The museum of the Incense Road will be developed in conversation with Saudi Arabia’s first Unesco World Heritage Site, Hegra, as well as the village of AlJadidah. It is envisioned as an extension of the urban fabric, which overlooks a vista where the ancient cities of Dadan and Hegra sit. The institution will be developed with an extensive network of local and international specialists across the fields of academia and museology.
Reflecting on the project, Khan said: “AlUla resonated with me deeply as did the local community members I met. The design takes the form of a public space – not a museum within walls – situated in AlJadidah village with galleries and spaces for sensory experiences and learning.
“The mountains are a constant background, whose sand dunes reach down to greet the edges of the museum, while stepped terraces of gardens act as a new interface between the village and the oasis.
I am excited about how the museum of the Incense Road can be brought into the collective memory of the world, and become a transformative asset for the local community,” he added.
Helen McGauran, heritage curatorial expert at RCU told The National: “We are thrilled to be working with Asif Khan to realise the ambition and intention for the museum of the Incense Road in AlUla.
“A museum for the 21st century, it will be a dynamic forum of exhibition, learning and recreation, that celebrates AlUla's legacy at the centre of the Incense Road story. This vital oasis was at the heart of a thriving network of routes that once connected the ancient world, from southern Arabia north to Egypt, Rome, the Levant, Mesopotamia and beyond.
“Here, the hallmarks of different civilisations are still being discovered, and understood, thanks to continued programmes of archaeology and research.”
She said that artefacts from AlUla's own history would be placed alongside those from other places, to “tell those stories of connectivity that we really want to get across.” She explained: “We've got a very active programme of archaeology and ongoing discovery, so the museum will have to be quite flexible and nimble to respond to that. You find one great discovery as an archaeologist and it changes the story.”
Both museums aim to consider how to reduce the environment impact of building cultural spaces, and promote not just AlUla’s cultural heritage, but conservation and community engagement.

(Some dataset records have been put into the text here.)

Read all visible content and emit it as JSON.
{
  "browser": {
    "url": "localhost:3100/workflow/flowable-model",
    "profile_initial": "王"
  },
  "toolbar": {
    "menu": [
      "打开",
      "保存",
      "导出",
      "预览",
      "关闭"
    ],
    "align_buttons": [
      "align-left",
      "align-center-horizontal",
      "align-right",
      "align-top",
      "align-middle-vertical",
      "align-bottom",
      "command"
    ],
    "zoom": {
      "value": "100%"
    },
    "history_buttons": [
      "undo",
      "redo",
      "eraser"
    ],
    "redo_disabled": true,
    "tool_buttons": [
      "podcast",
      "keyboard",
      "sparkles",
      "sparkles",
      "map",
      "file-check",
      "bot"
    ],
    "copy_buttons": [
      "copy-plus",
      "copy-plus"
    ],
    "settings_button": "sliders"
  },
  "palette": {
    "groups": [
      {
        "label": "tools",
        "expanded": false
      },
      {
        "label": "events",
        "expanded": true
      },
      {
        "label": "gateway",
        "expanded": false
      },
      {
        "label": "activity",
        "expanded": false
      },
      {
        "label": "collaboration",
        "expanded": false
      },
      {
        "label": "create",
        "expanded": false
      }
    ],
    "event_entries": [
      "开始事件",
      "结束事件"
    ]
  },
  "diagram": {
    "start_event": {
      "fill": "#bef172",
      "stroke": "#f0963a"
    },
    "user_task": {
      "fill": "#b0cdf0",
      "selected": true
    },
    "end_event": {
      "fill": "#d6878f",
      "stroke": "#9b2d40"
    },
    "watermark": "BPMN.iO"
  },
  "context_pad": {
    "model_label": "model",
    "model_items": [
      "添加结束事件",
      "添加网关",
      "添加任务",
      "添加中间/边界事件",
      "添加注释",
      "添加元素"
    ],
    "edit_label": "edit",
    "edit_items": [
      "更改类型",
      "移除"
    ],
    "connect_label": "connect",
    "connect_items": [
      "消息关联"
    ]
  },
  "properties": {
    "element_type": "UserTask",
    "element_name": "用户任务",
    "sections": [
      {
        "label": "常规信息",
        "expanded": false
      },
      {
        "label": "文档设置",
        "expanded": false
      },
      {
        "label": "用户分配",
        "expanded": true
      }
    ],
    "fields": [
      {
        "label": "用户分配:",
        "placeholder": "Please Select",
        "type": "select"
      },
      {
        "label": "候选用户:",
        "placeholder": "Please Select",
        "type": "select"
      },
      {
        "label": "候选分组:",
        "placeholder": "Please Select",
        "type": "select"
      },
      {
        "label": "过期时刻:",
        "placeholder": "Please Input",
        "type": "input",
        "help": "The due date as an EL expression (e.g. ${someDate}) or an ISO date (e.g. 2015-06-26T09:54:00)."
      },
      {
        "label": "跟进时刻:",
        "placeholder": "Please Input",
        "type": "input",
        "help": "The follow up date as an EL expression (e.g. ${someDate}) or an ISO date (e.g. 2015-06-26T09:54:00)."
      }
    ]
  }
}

McGauran added: “I think in the West we understand a museum as a certain thing and that's something that we're very much trying to question. These shouldn't be museums that could be anywhere else, they have to be of AlUla.”